Supplied records section start
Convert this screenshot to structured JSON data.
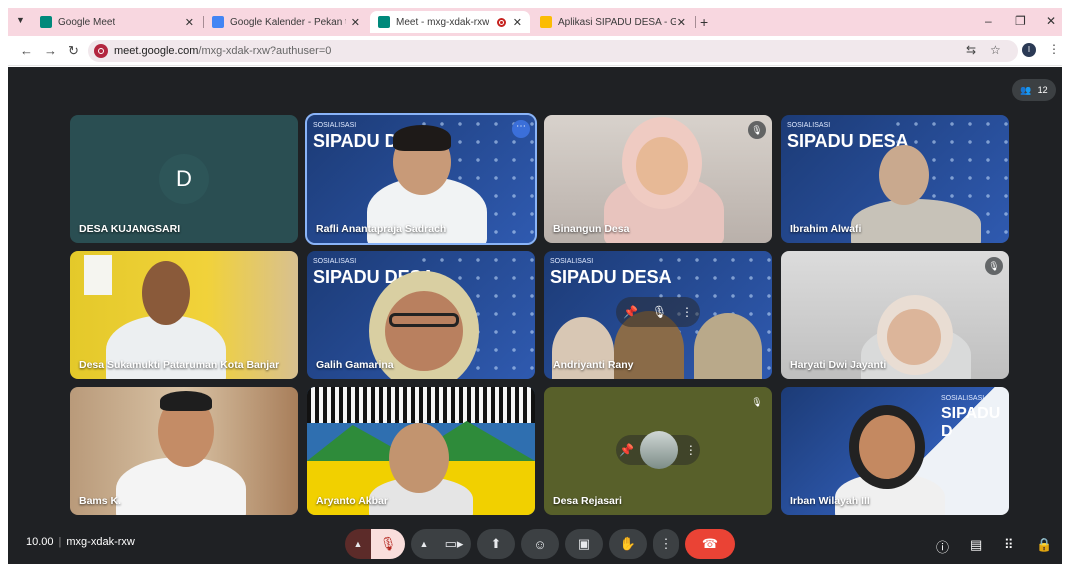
{
  "browser": {
    "tabs": [
      {
        "label": "Google Meet",
        "color": "#00897b"
      },
      {
        "label": "Google Kalender - Pekan tangg",
        "color": "#4285f4"
      },
      {
        "label": "Meet - mxg-xdak-rxw",
        "color": "#00897b"
      },
      {
        "label": "Aplikasi SIPADU DESA - Google",
        "color": "#fbbc04"
      }
    ],
    "url_host": "meet.google.com",
    "url_rest": "/mxg-xdak-rxw?authuser=0",
    "profile_initial": "I"
  },
  "meet": {
    "participant_count": "12",
    "time": "10.00",
    "meeting_code": "mxg-xdak-rxw",
    "participants": [
      {
        "name": "DESA KUJANGSARI",
        "avatar_letter": "D"
      },
      {
        "name": "Rafli Anantapraja Sadrach",
        "slide_title": "SIPADU DESA",
        "slide_kicker": "SOSIALISASI"
      },
      {
        "name": "Binangun Desa"
      },
      {
        "name": "Ibrahim Alwafi",
        "slide_title": "SIPADU DESA",
        "slide_kicker": "SOSIALISASI"
      },
      {
        "name": "Desa Sukamukti Pataruman Kota Banjar"
      },
      {
        "name": "Galih Gamarina",
        "slide_title": "SIPADU DESA",
        "slide_kicker": "SOSIALISASI"
      },
      {
        "name": "Andriyanti Rany",
        "slide_title": "SIPADU DESA",
        "slide_kicker": "SOSIALISASI"
      },
      {
        "name": "Haryati Dwi Jayanti"
      },
      {
        "name": "Bams K."
      },
      {
        "name": "Aryanto Akbar"
      },
      {
        "name": "Desa Rejasari"
      },
      {
        "name": "Irban Wilayah III",
        "slide_title": "SIPADU D",
        "slide_kicker": "SOSIALISASI"
      }
    ]
  }
}
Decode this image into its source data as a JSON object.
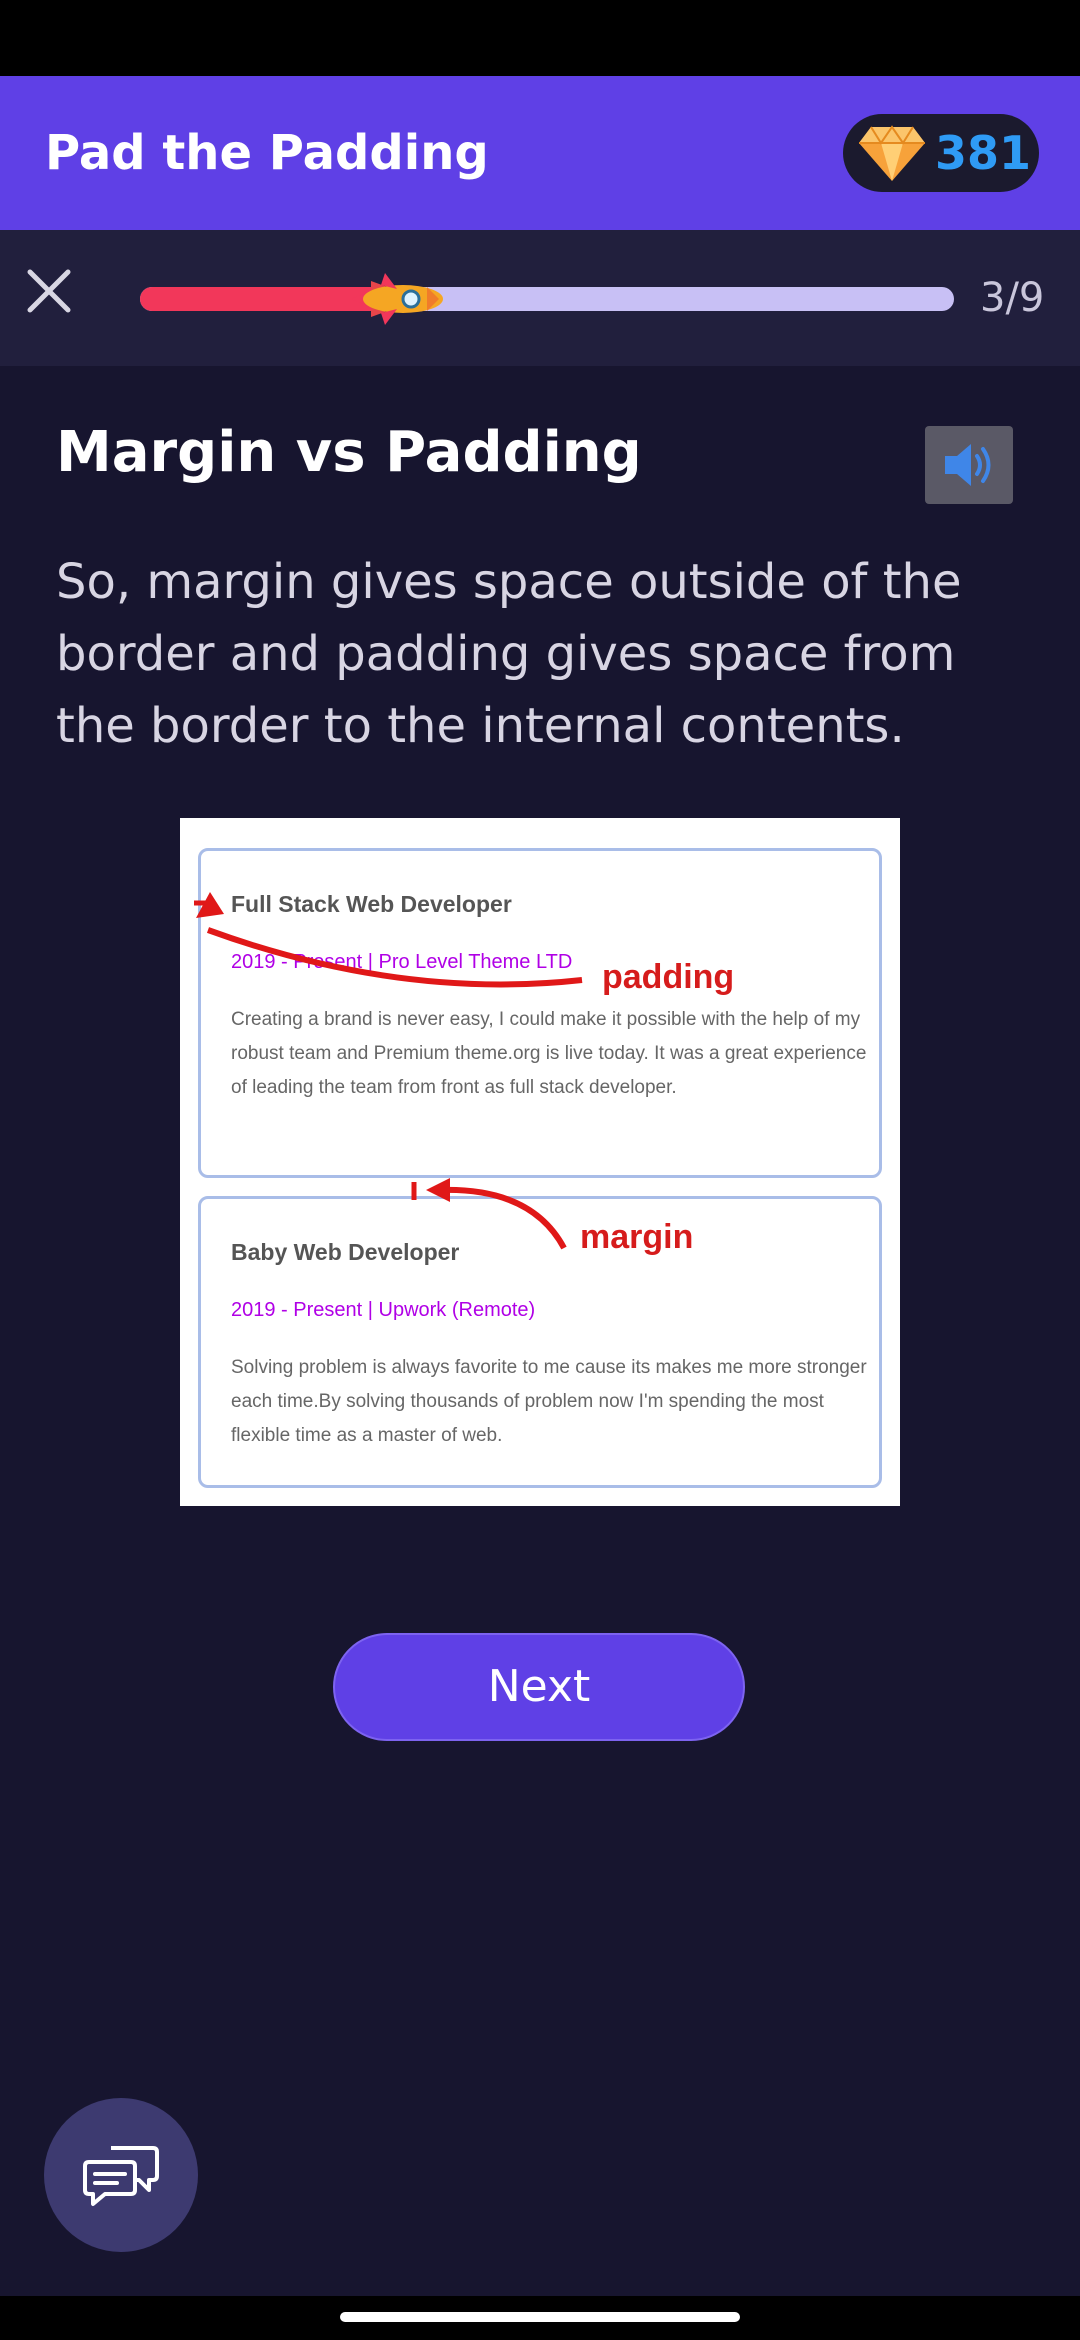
{
  "header": {
    "title": "Pad the Padding",
    "gems": "381"
  },
  "progress": {
    "current": 3,
    "total": 9,
    "text": "3/9",
    "fraction": 0.333
  },
  "lesson": {
    "title": "Margin vs Padding",
    "body": "So, margin gives space outside of the border and padding gives space from the border to the internal contents."
  },
  "illustration": {
    "card1": {
      "title": "Full Stack Web Developer",
      "subtitle": "2019 - Present | Pro Level Theme LTD",
      "text": "Creating a brand is never easy, I could make it possible with the help of my robust team and Premium theme.org is live today. It was a great experience of leading the team from front as full stack developer."
    },
    "card2": {
      "title": "Baby Web Developer",
      "subtitle": "2019 - Present | Upwork (Remote)",
      "text": "Solving problem is always favorite to me cause its makes me more stronger each time.By solving thousands of problem now I'm spending the most flexible time as a master of web."
    },
    "annotations": {
      "padding": "padding",
      "margin": "margin"
    }
  },
  "buttons": {
    "next": "Next"
  },
  "icons": {
    "close": "close-icon",
    "gem": "diamond-icon",
    "audio": "speaker-icon",
    "chat": "chat-bubbles-icon",
    "rocket": "rocket-icon"
  },
  "colors": {
    "accent": "#5f40e6",
    "background": "#17152f",
    "progress_fill": "#f2375a",
    "progress_track": "#c8c0f5",
    "gem_count": "#2f9bf5"
  }
}
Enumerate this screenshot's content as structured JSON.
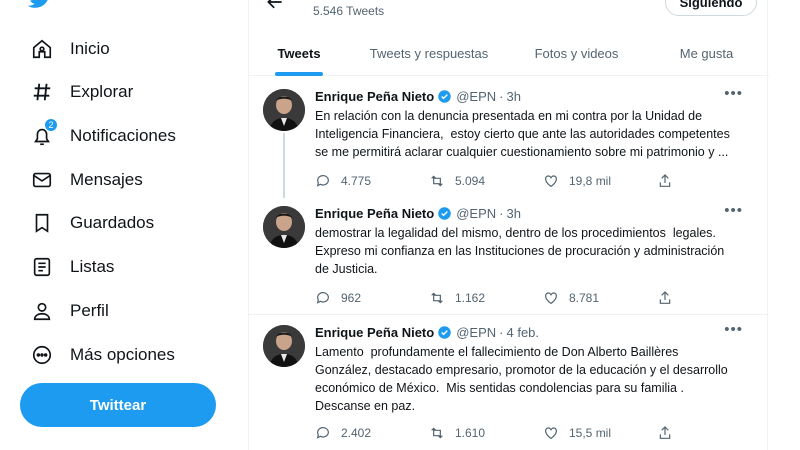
{
  "sidebar": {
    "items": [
      {
        "label": "Inicio",
        "icon": "home-icon"
      },
      {
        "label": "Explorar",
        "icon": "hashtag-icon"
      },
      {
        "label": "Notificaciones",
        "icon": "bell-icon",
        "badge": "2"
      },
      {
        "label": "Mensajes",
        "icon": "envelope-icon"
      },
      {
        "label": "Guardados",
        "icon": "bookmark-icon"
      },
      {
        "label": "Listas",
        "icon": "list-icon"
      },
      {
        "label": "Perfil",
        "icon": "person-icon"
      },
      {
        "label": "Más opciones",
        "icon": "more-circle-icon"
      }
    ],
    "tweet_button": "Twittear"
  },
  "profile_header": {
    "tweet_count": "5.546 Tweets",
    "follow_button": "Siguiendo"
  },
  "tabs": [
    {
      "label": "Tweets",
      "active": true
    },
    {
      "label": "Tweets y respuestas",
      "active": false
    },
    {
      "label": "Fotos y videos",
      "active": false
    },
    {
      "label": "Me gusta",
      "active": false
    }
  ],
  "tweets": [
    {
      "name": "Enrique Peña Nieto",
      "handle": "@EPN",
      "time": "3h",
      "text": "En relación con la denuncia presentada en mi contra por la Unidad de\nInteligencia Financiera,  estoy cierto que ante las autoridades competentes\nse me permitirá aclarar cualquier cuestionamiento sobre mi patrimonio y ...",
      "replies": "4.775",
      "retweets": "5.094",
      "likes": "19,8 mil"
    },
    {
      "name": "Enrique Peña Nieto",
      "handle": "@EPN",
      "time": "3h",
      "text": "demostrar la legalidad del mismo, dentro de los procedimientos  legales.\nExpreso mi confianza en las Instituciones de procuración y administración\nde Justicia.",
      "replies": "962",
      "retweets": "1.162",
      "likes": "8.781"
    },
    {
      "name": "Enrique Peña Nieto",
      "handle": "@EPN",
      "time": "4 feb.",
      "text": "Lamento  profundamente el fallecimiento de Don Alberto Baillères\nGonzález, destacado empresario, promotor de la educación y el desarrollo\neconómico de México.  Mis sentidas condolencias para su familia .\nDescanse en paz.",
      "replies": "2.402",
      "retweets": "1.610",
      "likes": "15,5 mil"
    }
  ],
  "colors": {
    "accent": "#1d9bf0",
    "secondary_text": "#536471"
  }
}
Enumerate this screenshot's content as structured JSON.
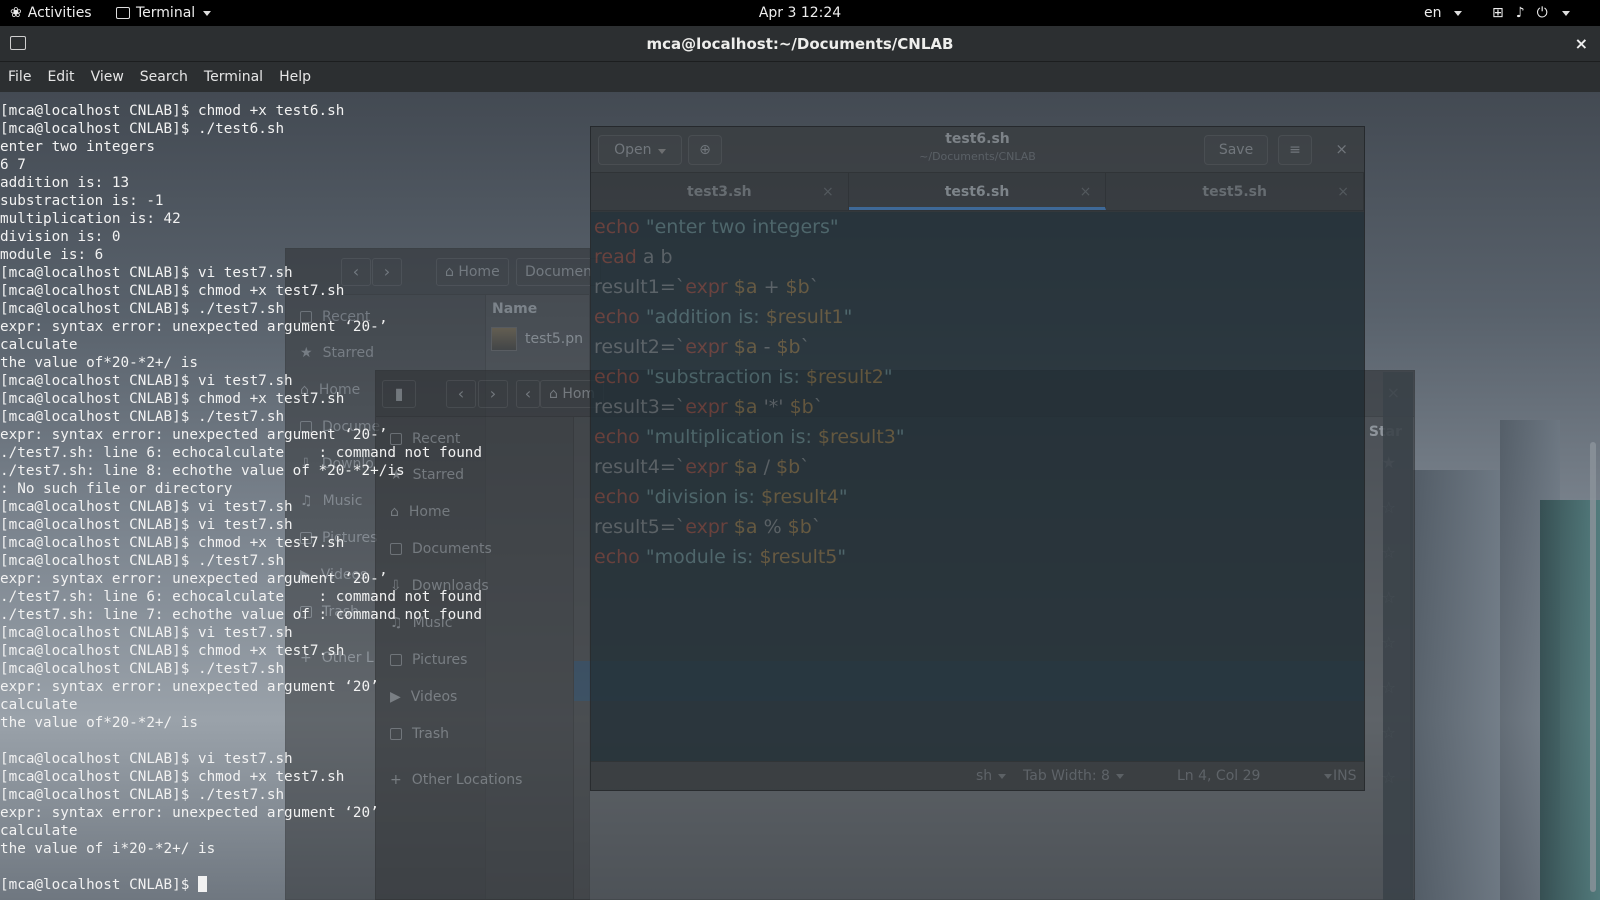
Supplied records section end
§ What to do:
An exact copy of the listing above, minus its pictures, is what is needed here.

§ Worked solution:
Convert this screenshot to structured JSON data.
{
  "browser": {
    "tabs": [
      {
        "label": "Google Meet",
        "color": "#00897b"
      },
      {
        "label": "Google Kalender - Pekan tangg",
        "color": "#4285f4"
      },
      {
        "label": "Meet - mxg-xdak-rxw",
        "color": "#00897b"
      },
      {
        "label": "Aplikasi SIPADU DESA - Google",
        "color": "#fbbc04"
      }
    ],
    "url_host": "meet.google.com",
    "url_rest": "/mxg-xdak-rxw?authuser=0",
    "profile_initial": "I"
  },
  "meet": {
    "participant_count": "12",
    "time": "10.00",
    "meeting_code": "mxg-xdak-rxw",
    "participants": [
      {
        "name": "DESA KUJANGSARI",
        "avatar_letter": "D"
      },
      {
        "name": "Rafli Anantapraja Sadrach",
        "slide_title": "SIPADU DESA",
        "slide_kicker": "SOSIALISASI"
      },
      {
        "name": "Binangun Desa"
      },
      {
        "name": "Ibrahim Alwafi",
        "slide_title": "SIPADU DESA",
        "slide_kicker": "SOSIALISASI"
      },
      {
        "name": "Desa Sukamukti Pataruman Kota Banjar"
      },
      {
        "name": "Galih Gamarina",
        "slide_title": "SIPADU DESA",
        "slide_kicker": "SOSIALISASI"
      },
      {
        "name": "Andriyanti Rany",
        "slide_title": "SIPADU DESA",
        "slide_kicker": "SOSIALISASI"
      },
      {
        "name": "Haryati Dwi Jayanti"
      },
      {
        "name": "Bams K."
      },
      {
        "name": "Aryanto Akbar"
      },
      {
        "name": "Desa Rejasari"
      },
      {
        "name": "Irban Wilayah III",
        "slide_title": "SIPADU D",
        "slide_kicker": "SOSIALISASI"
      }
    ]
  }
}
Decode this image into its source data as a JSON object.
{
  "header": {
    "title": "Pad the Padding",
    "gems": "381"
  },
  "progress": {
    "current": 3,
    "total": 9,
    "text": "3/9",
    "fraction": 0.333
  },
  "lesson": {
    "title": "Margin vs Padding",
    "body": "So, margin gives space outside of the border and padding gives space from the border to the internal contents."
  },
  "illustration": {
    "card1": {
      "title": "Full Stack Web Developer",
      "subtitle": "2019 - Present | Pro Level Theme LTD",
      "text": "Creating a brand is never easy, I could make it possible with the help of my robust team and Premium theme.org is live today. It was a great experience of leading the team from front as full stack developer."
    },
    "card2": {
      "title": "Baby Web Developer",
      "subtitle": "2019 - Present | Upwork (Remote)",
      "text": "Solving problem is always favorite to me cause its makes me more stronger each time.By solving thousands of problem now I'm spending the most flexible time as a master of web."
    },
    "annotations": {
      "padding": "padding",
      "margin": "margin"
    }
  },
  "buttons": {
    "next": "Next"
  },
  "icons": {
    "close": "close-icon",
    "gem": "diamond-icon",
    "audio": "speaker-icon",
    "chat": "chat-bubbles-icon",
    "rocket": "rocket-icon"
  },
  "colors": {
    "accent": "#5f40e6",
    "background": "#17152f",
    "progress_fill": "#f2375a",
    "progress_track": "#c8c0f5",
    "gem_count": "#2f9bf5"
  }
}
Enumerate this screenshot's content as structured JSON.
{
  "sidebar": {
    "items": [
      {
        "label": "Inicio",
        "icon": "home-icon"
      },
      {
        "label": "Explorar",
        "icon": "hashtag-icon"
      },
      {
        "label": "Notificaciones",
        "icon": "bell-icon",
        "badge": "2"
      },
      {
        "label": "Mensajes",
        "icon": "envelope-icon"
      },
      {
        "label": "Guardados",
        "icon": "bookmark-icon"
      },
      {
        "label": "Listas",
        "icon": "list-icon"
      },
      {
        "label": "Perfil",
        "icon": "person-icon"
      },
      {
        "label": "Más opciones",
        "icon": "more-circle-icon"
      }
    ],
    "tweet_button": "Twittear"
  },
  "profile_header": {
    "tweet_count": "5.546 Tweets",
    "follow_button": "Siguiendo"
  },
  "tabs": [
    {
      "label": "Tweets",
      "active": true
    },
    {
      "label": "Tweets y respuestas",
      "active": false
    },
    {
      "label": "Fotos y videos",
      "active": false
    },
    {
      "label": "Me gusta",
      "active": false
    }
  ],
  "tweets": [
    {
      "name": "Enrique Peña Nieto",
      "handle": "@EPN",
      "time": "3h",
      "text": "En relación con la denuncia presentada en mi contra por la Unidad de\nInteligencia Financiera,  estoy cierto que ante las autoridades competentes\nse me permitirá aclarar cualquier cuestionamiento sobre mi patrimonio y ...",
      "replies": "4.775",
      "retweets": "5.094",
      "likes": "19,8 mil"
    },
    {
      "name": "Enrique Peña Nieto",
      "handle": "@EPN",
      "time": "3h",
      "text": "demostrar la legalidad del mismo, dentro de los procedimientos  legales.\nExpreso mi confianza en las Instituciones de procuración y administración\nde Justicia.",
      "replies": "962",
      "retweets": "1.162",
      "likes": "8.781"
    },
    {
      "name": "Enrique Peña Nieto",
      "handle": "@EPN",
      "time": "4 feb.",
      "text": "Lamento  profundamente el fallecimiento de Don Alberto Baillères\nGonzález, destacado empresario, promotor de la educación y el desarrollo\neconómico de México.  Mis sentidas condolencias para su familia .\nDescanse en paz.",
      "replies": "2.402",
      "retweets": "1.610",
      "likes": "15,5 mil"
    }
  ],
  "colors": {
    "accent": "#1d9bf0",
    "secondary_text": "#536471"
  }
}
Enumerate this screenshot's content as structured JSON.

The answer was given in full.